Youth Voices and Discussions of Literature in the ELA Classroom
Hi, my name is Paul Allison. I’ve been a teacher in New York City since 1985 and I helped start Youth Voices in 2003. There are two things I want you to know about Youth Voices.
First: The site represents a national network of teachers who are constantly tinkering and reimagining the possibilities for their students to raise their voices and to engage in conversations that matter to them.
Second: You are now on a team that is in charge of Youth Voices. As a teacher registered on the site you have access to everything. You can edit and create anything you want to on the site. We want you to change Youth Voices to fit your needs and the needs of your students. To that end, I have an invitation at the end of the video that I ask you to take seriously. I want you to tell me what you want students to be able to do on Youth Voices.
Now for a quick tour of some of the things ELA teachers have invited their students to do on Youth Voices in connection to Literature.
Let’s start by looking at posts from three different schools.
Orange Cove High School is a rural school in Fresno County in California and many of the students who have been posting on Youth Voices are new to English Language and often post in Spanish.

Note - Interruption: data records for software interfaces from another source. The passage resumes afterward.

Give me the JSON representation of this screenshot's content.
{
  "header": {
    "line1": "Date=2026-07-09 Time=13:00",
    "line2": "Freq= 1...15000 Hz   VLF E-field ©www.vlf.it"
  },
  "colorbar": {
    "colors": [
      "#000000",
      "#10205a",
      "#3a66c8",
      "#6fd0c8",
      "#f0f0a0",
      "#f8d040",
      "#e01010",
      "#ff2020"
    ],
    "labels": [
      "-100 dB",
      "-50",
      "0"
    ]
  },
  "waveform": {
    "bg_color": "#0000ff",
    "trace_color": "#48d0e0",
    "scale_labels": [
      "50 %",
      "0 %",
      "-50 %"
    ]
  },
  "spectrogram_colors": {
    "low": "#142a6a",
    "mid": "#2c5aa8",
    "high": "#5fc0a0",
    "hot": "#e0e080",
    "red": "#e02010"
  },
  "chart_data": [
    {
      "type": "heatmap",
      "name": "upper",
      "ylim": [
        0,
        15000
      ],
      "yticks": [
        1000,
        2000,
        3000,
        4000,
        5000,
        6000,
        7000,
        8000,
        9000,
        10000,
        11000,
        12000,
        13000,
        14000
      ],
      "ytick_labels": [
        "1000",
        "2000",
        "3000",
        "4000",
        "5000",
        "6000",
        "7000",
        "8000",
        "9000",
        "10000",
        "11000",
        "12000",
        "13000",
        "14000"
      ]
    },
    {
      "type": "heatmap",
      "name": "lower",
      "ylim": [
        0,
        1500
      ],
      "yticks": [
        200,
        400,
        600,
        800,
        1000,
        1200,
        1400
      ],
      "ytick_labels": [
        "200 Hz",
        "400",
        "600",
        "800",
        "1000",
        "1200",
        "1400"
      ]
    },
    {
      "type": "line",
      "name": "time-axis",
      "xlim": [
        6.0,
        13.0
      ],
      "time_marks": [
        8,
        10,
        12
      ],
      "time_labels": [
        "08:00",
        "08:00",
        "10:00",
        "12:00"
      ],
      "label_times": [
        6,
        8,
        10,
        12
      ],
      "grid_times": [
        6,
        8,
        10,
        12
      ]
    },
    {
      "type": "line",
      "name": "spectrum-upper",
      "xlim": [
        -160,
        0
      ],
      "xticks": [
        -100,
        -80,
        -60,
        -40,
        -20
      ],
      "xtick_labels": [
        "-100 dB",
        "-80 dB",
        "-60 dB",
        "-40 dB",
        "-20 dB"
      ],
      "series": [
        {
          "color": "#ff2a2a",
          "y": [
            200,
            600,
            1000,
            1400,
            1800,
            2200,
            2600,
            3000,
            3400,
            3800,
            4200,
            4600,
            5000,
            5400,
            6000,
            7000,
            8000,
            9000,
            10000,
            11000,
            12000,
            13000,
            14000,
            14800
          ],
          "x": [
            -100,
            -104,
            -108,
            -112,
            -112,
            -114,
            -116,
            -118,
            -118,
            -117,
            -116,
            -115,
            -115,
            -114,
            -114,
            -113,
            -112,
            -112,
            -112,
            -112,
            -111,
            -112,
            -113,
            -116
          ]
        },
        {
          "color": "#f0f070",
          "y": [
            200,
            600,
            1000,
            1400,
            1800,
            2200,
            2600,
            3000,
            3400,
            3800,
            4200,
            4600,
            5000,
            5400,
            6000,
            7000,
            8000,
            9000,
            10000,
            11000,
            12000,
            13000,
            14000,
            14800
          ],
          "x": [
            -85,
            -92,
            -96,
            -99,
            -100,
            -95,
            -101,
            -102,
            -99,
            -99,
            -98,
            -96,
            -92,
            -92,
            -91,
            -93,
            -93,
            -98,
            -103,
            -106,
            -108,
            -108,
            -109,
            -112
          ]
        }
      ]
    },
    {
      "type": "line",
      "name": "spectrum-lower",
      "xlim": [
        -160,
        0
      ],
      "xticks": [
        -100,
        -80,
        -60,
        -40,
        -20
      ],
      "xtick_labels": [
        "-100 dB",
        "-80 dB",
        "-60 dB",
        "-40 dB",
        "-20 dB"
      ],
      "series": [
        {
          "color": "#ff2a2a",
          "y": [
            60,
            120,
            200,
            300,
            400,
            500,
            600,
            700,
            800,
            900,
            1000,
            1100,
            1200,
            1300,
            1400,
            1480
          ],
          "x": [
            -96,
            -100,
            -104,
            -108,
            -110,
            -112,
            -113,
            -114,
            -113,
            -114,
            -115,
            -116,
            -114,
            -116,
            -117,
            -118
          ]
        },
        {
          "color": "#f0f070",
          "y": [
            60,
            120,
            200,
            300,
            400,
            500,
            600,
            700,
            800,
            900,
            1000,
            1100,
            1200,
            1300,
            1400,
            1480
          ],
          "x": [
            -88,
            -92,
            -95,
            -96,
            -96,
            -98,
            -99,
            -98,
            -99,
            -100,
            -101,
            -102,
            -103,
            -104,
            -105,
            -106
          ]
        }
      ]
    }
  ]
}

Each Wednesday, they write about the books they are reading and comment on each other’s posts: https://www.youthvoices.live/2020/03/04/la-diferencia-entre-el-amor-y-la-amistad/
Harvest Collegiate High School is on 14th Street in New York City, and its student body reflects the demographics of the city (an unusual accomplishment in New York). This is also an example of a response to a self-chosen book in an independent reading program. In this case, you can see traces of one of the guides the teacher provided for her students. https://www.youthvoices.live/2020/01/02/tracking-characters-in-all-quiet-on-the-western-front/
Here’s the guide: https://www.youthvoices.live/guides/literature/trackingcharacters/ But more about that another time.
Okemos High school is a suburban school in a community near Michigan State University. In this case, the novel, Women of the Silk is one resource in a larger inquiry: https://www.youthvoices.live/2019/11/20/years-of-womens-rights/
We chose these three posts to highlight how teachers and students use Youth Voices in different ways, yet all three have comments that begin to connect youth beyond their schools.
Just to re-state, this is only an introduction to Youth Voices. I want these examples to inspire you to think about how you want to use the site. So here’s another:
These were posted by students from the U School using the category given the title of the novel, The Hate You Give — and other students published using this category as well. See this essay by a youth at Okemos High School https://www.youthvoices.live/category/writing-communication/books/the-hate-u-give/
Here’s another example of a set of posts by students at P.U.L.S.E. an alternative high school in the Bronx where they were reading To Kill a Mockingbird: https://www.youthvoices.live/category/writing-communication/books/to-kill-a-mockingbird/
It meant a lot to Oscar to receive some comments from his people in his own school and others from Judge Memorial Catholic High School in Salt Lake City: https://www.youthvoices.live/2019/04/02/being-black/
Here’s a set of posts that analyze Huck Finn:: https://www.youthvoices.live/category/writing-communication/books/huck-finn/
These point-of-view, re-tellings of “Everyday Use” were written by a group of students new to English at ELLIS Preparatory High School in the Bronx: https://www.youthvoices.live/category/writing-communication/point-of-view/eveyday-use/ The comments each student received from their peers are where they did most of the learning about the story.
The 543 posts on the poetry pages are a delightful mix of poems written by youth and literary essays in which youth analyze published poems that they have chosen to study. https://www.youthvoices.live/category/writing-communication/poetry
And there is more, of course, but the point of this introduction is to invite you to imagine how you could use this site to invite your students to grow in their online discourse about literature. What can you imagine students making and writing to post on Youth Voices? How might they connect with students in their own classes, in their schools, with students in schools in this project, and beyond?
So now I would like you to let me know what you are thinking. As I said at the beginning you are in charge of Youth Voices. What do you want your students could do on it? I can’t wait to see how you and your students transform Youth Voices.